The Greek word translated as “prudence” or “practical wisdom” is phronesis, which conveys a general sense of knowing the proper behavior in all situations. Phronesis is an intellectual virtue rather than a moral virtue because we learn it through instruction and not practice, but it is very closely connected to the moral virtues. Without phronesis, it would be impossible to practice the moral virtues properly. A person who has all the right moral virtues knows what ends to pursue, but without phronesis, that person will not know how to set about pursuing the right ends. Contrary to modern assumptions, Aristotle is telling us that having one’s heart in the right place is not good enough: being a good person requires a kind of practical intelligence as well as a good disposition.

On the other hand, a person who has phronesis but does not have the right moral virtues will be very effective in devising means to personal ends, but those ends might not be noble. The villain in a James Bond film might be seen as a portrait of a person with phronesis but no moral virtue.

The logical syllogism, which was invented and perfected by Aristotle, consists of three terms: a major premise, which states some general truth; a minor premise, which states some particular truth; and a conclusion. For instance, the major premise “all humans are mammals” and the minor premise “Aristotle is a human” lead to the conclusion “Aristotle is a mammal.” Aristotle takes the syllogism to be the basic unit of reasoning and applies it not only to reasoning in the sciences but also to practical reasoning.

Phronesis, then, consists of practical syllogisms with three terms. The major premise states some general practical truth—for example, “Always hold the door open for elderly people.” The minor premise states a particular fact related to the major premise—for example, “An elderly person is coming toward this door.” The conclusion is the action that the major and minor premises entail—in other words, holding the door open for the elderly person.

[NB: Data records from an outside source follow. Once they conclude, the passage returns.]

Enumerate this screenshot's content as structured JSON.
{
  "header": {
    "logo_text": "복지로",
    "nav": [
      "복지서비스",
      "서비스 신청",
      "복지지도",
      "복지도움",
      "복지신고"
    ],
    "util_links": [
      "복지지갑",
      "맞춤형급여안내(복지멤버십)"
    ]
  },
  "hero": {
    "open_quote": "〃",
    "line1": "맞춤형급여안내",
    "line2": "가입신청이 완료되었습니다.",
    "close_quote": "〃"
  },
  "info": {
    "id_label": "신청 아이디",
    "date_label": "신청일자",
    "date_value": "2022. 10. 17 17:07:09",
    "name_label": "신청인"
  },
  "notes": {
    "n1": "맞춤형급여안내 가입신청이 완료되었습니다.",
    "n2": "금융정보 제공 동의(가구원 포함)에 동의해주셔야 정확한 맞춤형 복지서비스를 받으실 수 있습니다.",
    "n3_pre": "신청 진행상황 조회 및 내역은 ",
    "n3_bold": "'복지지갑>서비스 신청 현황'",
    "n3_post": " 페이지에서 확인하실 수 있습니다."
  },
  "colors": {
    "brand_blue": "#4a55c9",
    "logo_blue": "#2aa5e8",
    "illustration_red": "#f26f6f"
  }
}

The practical syllogism cannot be completed without both moral virtue and phronesis. Moral virtue supplies us with the appropriate major premises, and phronesis helps us to move from the major premise to an appropriate course of action. Without phronesis, the virtuous person would not necessarily know how to act, and without moral virtue, the clever person would not always pursue the appropriate ends.